So, what could I set out after, hunting with my Glock?….The first thing that came to mind, was a picture a customer of mine sent me last year. It was of a huge Alaskan Black Bear that he had leveled with his Glock 20, which (of course)  had been pimped with our long slide and 6″ barrel. Plenty of bear medicine!

I always have a bear tag in my pocket; however I’ve never just set out after bear as a species. Bear have always been a secondary to the Elk and Deer I love to chase during the archery seasons. I gave up rifle hunting almost 10 years ago and it was hard to leave my bows at home; but I knew what I had to do. This is my last year hunting as a WA resident; but luckily the unit only minutes from home, opened to bear just a couple of weeks ago. I knew going into the month of August, that I’d have only a couple of weeks to dedicate to bear hunting, before the madness of September set in. Since then, I’ve already been out a few times; but so far not so much as a decent look at a bear.

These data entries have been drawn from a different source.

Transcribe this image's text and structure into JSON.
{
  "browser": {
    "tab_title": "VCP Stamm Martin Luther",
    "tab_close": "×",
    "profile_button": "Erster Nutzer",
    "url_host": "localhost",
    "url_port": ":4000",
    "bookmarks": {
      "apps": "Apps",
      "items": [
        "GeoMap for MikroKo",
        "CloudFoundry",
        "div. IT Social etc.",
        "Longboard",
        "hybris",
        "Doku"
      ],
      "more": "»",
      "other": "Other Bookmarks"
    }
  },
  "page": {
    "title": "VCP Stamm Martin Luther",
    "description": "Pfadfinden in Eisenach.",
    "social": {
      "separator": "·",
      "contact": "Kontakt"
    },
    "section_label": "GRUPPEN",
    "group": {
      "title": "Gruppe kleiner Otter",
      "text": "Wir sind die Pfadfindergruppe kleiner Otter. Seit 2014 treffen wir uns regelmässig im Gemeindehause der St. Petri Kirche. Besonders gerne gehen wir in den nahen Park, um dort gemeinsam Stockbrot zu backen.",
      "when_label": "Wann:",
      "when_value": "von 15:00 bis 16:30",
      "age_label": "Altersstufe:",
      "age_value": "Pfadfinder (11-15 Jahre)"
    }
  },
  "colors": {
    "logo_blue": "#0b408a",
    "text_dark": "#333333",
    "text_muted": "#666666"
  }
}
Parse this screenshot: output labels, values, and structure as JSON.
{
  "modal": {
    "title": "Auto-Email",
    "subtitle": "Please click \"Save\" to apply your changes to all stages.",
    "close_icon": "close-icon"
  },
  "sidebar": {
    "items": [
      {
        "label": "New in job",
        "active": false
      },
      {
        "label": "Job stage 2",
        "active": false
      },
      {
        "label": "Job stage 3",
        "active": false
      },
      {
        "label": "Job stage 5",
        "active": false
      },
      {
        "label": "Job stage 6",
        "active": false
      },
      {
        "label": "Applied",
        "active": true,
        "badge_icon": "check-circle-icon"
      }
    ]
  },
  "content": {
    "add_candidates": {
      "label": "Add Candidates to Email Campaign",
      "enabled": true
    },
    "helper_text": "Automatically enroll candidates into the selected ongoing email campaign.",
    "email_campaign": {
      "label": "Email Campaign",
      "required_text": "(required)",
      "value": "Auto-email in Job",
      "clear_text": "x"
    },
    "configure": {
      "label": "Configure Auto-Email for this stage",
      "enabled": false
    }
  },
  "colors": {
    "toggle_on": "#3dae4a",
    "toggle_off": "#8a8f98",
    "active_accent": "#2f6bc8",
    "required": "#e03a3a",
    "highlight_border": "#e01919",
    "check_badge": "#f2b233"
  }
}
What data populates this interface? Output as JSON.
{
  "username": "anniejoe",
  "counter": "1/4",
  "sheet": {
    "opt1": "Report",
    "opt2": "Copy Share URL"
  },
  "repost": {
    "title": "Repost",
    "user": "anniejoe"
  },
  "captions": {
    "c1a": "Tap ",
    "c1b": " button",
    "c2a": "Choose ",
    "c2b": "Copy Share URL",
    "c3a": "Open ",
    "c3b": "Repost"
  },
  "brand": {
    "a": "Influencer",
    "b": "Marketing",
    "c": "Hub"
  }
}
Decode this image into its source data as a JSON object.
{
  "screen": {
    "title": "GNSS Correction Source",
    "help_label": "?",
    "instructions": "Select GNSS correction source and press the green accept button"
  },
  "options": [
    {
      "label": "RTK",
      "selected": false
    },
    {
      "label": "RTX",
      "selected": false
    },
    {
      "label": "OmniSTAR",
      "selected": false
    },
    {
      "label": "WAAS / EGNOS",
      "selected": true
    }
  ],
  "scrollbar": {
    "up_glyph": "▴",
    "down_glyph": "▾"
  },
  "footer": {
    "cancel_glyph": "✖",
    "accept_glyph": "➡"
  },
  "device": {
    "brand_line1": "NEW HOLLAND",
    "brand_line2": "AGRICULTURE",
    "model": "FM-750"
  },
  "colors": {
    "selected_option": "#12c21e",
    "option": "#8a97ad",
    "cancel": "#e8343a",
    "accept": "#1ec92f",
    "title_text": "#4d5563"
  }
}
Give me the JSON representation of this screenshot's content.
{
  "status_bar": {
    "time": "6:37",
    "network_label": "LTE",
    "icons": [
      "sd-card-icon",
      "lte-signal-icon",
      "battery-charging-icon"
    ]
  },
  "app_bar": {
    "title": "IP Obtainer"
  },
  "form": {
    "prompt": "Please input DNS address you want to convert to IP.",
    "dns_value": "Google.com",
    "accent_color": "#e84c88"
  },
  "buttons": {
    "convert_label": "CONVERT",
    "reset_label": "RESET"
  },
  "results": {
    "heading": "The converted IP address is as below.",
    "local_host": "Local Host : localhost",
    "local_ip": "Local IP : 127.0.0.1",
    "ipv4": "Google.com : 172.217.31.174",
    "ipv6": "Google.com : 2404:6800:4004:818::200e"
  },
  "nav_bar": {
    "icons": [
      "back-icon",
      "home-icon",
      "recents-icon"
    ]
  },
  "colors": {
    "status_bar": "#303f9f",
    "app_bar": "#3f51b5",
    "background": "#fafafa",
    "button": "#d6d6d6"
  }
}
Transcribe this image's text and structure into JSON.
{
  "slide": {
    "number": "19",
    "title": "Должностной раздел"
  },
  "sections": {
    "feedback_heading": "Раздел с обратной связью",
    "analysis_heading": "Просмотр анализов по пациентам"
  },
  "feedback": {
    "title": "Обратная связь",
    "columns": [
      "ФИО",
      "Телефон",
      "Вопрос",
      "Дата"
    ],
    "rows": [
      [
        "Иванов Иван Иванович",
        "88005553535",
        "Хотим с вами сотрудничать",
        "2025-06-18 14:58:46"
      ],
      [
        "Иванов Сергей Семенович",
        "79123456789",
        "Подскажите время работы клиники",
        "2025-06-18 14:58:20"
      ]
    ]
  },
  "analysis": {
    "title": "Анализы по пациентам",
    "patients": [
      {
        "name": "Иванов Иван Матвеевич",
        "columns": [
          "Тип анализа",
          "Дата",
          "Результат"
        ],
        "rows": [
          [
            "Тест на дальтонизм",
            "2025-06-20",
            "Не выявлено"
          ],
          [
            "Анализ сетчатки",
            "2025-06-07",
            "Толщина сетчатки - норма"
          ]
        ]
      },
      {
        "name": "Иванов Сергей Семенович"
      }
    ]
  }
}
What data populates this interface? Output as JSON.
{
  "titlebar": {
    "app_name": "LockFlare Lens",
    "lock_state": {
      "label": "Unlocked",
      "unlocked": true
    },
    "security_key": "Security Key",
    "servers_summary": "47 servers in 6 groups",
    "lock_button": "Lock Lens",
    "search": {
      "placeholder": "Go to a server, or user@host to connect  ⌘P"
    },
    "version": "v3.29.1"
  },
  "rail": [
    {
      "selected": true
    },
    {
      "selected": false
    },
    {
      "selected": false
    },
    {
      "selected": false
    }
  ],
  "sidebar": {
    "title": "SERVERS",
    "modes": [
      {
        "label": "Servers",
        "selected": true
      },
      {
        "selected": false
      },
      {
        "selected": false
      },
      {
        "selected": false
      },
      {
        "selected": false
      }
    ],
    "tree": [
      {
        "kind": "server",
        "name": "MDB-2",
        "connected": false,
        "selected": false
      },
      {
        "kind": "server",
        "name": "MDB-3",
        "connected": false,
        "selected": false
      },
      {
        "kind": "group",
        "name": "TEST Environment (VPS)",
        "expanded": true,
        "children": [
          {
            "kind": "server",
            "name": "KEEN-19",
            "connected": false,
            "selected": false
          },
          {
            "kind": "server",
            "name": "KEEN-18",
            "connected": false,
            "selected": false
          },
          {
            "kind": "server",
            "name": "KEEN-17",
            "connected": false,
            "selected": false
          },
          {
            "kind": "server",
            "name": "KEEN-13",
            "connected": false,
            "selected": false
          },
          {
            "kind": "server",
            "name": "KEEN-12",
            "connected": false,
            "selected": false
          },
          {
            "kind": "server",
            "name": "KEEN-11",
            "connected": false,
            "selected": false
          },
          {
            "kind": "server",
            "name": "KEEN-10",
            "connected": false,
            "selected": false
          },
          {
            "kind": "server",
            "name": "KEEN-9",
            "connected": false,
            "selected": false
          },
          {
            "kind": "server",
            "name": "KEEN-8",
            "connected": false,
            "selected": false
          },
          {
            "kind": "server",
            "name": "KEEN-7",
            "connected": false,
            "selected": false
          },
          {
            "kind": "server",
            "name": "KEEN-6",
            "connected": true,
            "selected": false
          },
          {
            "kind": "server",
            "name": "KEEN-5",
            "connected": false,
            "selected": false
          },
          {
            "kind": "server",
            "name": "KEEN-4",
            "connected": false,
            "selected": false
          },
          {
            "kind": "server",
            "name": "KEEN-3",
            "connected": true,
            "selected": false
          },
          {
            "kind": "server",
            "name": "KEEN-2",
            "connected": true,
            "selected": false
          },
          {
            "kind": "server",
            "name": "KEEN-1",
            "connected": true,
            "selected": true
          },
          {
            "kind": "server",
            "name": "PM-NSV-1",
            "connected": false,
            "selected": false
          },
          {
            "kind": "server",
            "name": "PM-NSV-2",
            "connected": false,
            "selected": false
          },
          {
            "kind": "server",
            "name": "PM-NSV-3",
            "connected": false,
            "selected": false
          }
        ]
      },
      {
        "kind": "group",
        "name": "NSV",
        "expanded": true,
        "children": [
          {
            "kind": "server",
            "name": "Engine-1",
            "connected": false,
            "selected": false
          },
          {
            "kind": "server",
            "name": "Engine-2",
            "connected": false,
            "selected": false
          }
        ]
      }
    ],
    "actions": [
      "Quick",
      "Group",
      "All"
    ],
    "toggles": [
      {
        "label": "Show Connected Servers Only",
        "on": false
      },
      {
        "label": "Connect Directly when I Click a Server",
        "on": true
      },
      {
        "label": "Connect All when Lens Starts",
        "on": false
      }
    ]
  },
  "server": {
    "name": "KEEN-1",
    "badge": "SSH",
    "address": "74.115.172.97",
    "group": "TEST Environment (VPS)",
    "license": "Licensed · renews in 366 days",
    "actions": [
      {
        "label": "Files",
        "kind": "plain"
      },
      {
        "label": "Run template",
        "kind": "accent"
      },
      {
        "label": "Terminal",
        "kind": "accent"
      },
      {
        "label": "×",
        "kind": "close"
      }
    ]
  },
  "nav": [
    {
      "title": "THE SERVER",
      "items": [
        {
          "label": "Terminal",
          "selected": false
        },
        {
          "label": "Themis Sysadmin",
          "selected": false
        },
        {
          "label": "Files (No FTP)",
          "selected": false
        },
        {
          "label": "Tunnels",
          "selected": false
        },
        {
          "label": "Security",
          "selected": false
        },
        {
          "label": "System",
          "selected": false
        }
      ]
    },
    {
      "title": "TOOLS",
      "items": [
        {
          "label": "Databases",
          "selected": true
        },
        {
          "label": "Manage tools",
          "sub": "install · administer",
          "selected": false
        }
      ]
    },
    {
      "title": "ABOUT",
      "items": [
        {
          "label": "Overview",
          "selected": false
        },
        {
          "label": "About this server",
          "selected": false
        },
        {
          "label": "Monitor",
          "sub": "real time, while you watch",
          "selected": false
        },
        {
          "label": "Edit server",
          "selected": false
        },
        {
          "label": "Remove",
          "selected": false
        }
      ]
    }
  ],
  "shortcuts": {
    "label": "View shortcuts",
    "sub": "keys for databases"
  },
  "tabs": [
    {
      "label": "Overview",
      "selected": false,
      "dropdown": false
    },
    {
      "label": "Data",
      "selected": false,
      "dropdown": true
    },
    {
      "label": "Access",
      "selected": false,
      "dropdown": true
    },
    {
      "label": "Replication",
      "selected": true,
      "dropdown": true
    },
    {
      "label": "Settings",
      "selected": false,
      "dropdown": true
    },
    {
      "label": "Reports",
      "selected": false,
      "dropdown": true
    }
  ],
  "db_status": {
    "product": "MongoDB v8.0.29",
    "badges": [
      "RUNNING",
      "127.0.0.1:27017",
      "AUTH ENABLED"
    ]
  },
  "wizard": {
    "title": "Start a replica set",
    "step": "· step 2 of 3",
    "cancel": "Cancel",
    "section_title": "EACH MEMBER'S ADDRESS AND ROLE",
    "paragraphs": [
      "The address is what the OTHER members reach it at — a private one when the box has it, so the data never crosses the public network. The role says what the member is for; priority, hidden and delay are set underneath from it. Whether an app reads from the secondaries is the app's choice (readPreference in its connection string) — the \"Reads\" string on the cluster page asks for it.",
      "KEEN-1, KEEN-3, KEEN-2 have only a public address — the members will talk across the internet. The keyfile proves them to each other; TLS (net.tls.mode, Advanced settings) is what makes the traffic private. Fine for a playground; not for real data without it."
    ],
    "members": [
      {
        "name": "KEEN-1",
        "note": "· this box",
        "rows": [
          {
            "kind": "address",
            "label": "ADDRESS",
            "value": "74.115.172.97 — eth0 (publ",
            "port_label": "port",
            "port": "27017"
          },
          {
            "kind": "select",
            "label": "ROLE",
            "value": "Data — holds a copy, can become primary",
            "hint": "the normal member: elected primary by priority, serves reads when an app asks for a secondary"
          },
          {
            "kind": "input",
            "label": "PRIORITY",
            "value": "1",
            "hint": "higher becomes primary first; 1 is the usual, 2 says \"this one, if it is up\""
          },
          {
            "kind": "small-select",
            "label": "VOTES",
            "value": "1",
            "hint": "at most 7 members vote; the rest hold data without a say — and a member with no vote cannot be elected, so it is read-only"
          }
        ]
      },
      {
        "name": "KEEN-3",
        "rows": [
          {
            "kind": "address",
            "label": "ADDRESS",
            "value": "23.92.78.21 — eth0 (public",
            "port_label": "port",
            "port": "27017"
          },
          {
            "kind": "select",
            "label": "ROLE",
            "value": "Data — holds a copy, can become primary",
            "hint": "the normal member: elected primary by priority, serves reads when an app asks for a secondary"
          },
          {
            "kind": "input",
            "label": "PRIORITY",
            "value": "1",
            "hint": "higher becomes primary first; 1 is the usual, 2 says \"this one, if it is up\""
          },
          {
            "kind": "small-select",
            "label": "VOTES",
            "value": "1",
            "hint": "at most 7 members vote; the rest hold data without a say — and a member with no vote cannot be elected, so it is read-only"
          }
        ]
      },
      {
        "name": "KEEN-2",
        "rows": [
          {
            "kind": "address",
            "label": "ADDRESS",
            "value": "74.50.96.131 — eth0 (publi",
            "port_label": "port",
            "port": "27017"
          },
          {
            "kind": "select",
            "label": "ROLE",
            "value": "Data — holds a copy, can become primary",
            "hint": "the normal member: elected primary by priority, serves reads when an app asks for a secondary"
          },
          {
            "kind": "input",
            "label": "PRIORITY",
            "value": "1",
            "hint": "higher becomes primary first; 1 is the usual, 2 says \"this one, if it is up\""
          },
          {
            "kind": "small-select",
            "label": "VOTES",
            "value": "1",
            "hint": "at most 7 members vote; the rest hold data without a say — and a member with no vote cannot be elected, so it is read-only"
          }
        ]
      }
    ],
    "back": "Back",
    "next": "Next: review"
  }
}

The mild winter and relatively short summer has left the woods around here still very lush and green. The berry patches are six-foot tall and very abundant; this leads to a food situation akin to an “all you can eat buffet” for  bears! The trick is finding “the right berry patch” and being at the right place at the right time. I’ll be out until the end of the month, busting brush and Glock-ing for bears! Expect to see more of my bear season…hopefully the next title will be: “Bear down!” Some info on my setup:Glock 20SF: film dipped in Mothwing Woodland Mimicry 1.0, Long slide and 6″ barrel by Lone Wolf Distributors, trigger job (3.5# connector, 6# trigger spring, skeletonized striker and polish job.) LWD stainless steel guide rod and 20# ISMI recoil spring. Ameriglo “Hackathorne” sights.http://www.lonewolfdist.com/Default.aspx?PAGE=Main

Ammo: Double Tap Ammo: 180 gr. CXHP http://www.doubletapammo.com/php/catalog/product_info.php?cPath=21_25&products_id=122 and 200 gr. FMJ. http://www.doubletapammo.com/php/catalog/product_info.php?cPath=21_25&products_id=39

*Make sure to read “Glocking For Bears: part II“…I finally am able to put my Glock 20 to the test.

 

***If you are thinking of building up your Glock pistol to become a more effective hunting tool, for competition or just for defensive purposes; you Can’t miss this: EXCLUSIVE TO WATCHING THE BACK TRAIL FANS: go to www.lonewolfdist.com and use discount code: “backtrail12” to receive 10% off  your purchase of Glock parts and accessories!***